## What the exercise asks
Search the records for the string "icon", then copy each line that has it.

____________________

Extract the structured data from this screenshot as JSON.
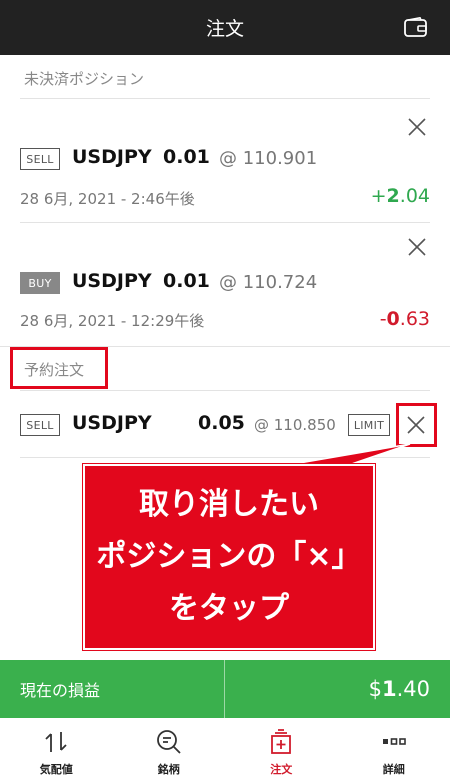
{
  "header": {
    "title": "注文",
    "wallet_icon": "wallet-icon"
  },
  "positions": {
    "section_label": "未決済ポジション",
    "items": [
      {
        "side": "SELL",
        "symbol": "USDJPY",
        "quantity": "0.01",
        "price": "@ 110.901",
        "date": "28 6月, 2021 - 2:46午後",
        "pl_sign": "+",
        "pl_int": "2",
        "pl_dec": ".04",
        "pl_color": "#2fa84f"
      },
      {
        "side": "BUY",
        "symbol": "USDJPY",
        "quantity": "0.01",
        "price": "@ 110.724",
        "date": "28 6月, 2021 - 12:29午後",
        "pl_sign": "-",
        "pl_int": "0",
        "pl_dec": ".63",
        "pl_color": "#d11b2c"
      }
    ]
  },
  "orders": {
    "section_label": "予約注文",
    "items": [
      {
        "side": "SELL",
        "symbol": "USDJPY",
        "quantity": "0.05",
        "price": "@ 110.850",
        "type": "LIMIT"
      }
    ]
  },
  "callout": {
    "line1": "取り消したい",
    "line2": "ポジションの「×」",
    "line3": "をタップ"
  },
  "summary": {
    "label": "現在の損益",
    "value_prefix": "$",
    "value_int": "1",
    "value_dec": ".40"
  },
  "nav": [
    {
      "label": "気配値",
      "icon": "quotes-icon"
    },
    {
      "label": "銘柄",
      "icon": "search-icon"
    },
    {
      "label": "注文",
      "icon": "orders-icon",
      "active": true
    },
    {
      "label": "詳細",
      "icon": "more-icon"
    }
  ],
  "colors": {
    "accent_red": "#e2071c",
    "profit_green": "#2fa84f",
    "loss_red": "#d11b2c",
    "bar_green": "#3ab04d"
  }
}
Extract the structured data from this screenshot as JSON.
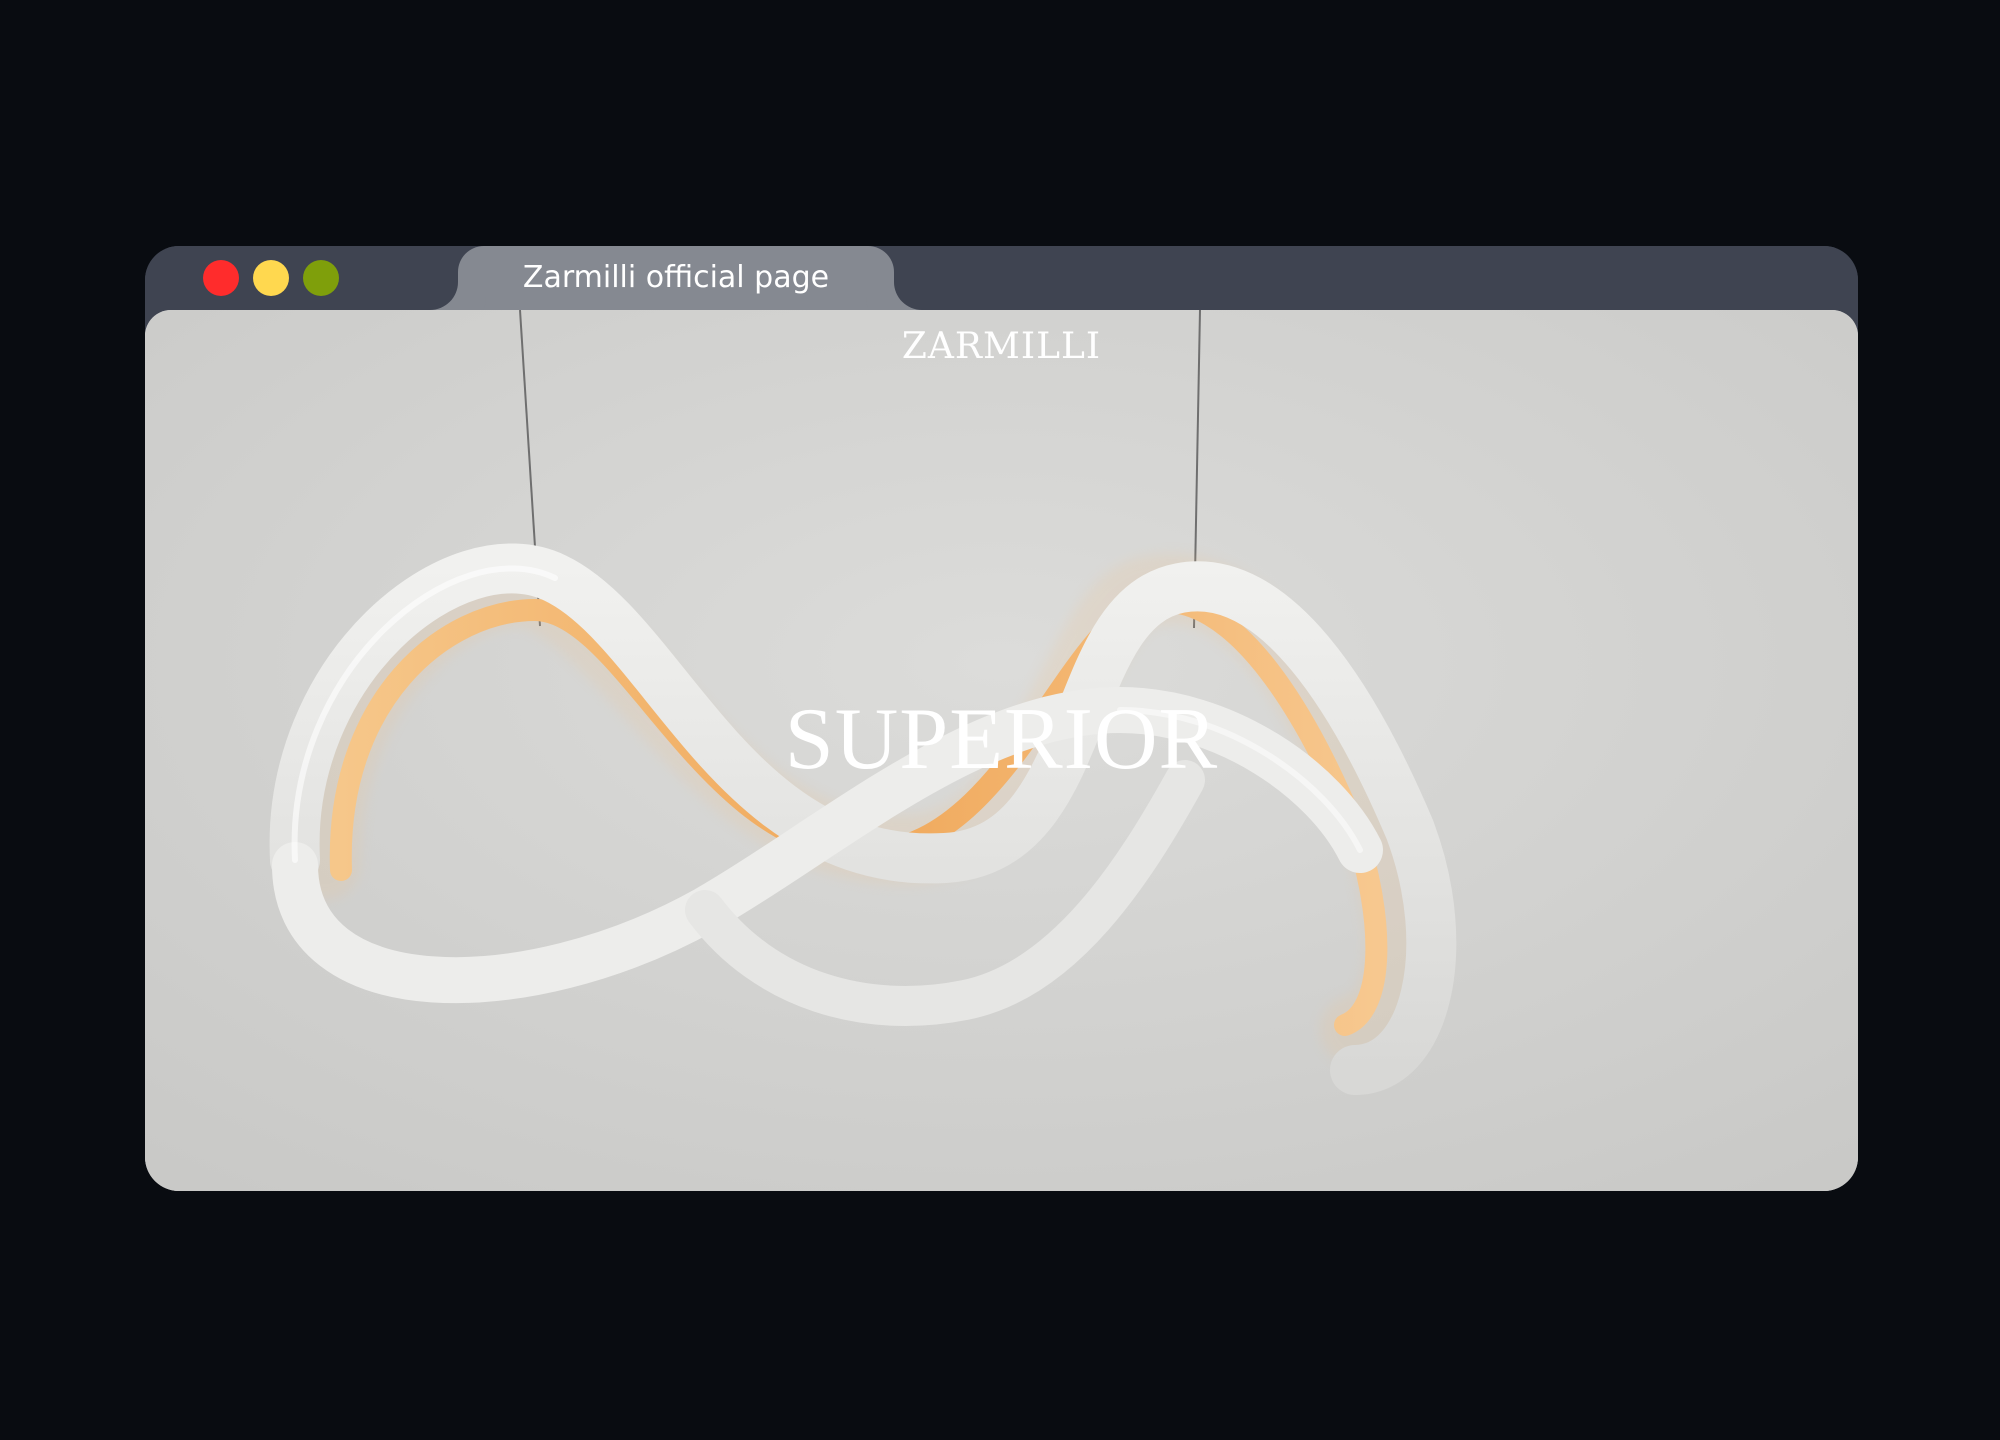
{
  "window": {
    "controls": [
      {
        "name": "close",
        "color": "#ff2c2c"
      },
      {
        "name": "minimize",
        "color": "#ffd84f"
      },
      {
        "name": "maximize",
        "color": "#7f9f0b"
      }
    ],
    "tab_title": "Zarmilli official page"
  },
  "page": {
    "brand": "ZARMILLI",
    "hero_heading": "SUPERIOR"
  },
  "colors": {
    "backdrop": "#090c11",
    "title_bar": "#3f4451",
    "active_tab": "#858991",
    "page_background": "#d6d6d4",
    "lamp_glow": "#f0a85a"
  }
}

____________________

## Completed exercise
    "wallet_icon": "wallet-icon"
      "icon": "quotes-icon"
      "icon": "search-icon"
      "icon": "orders-icon",
      "icon": "more-icon"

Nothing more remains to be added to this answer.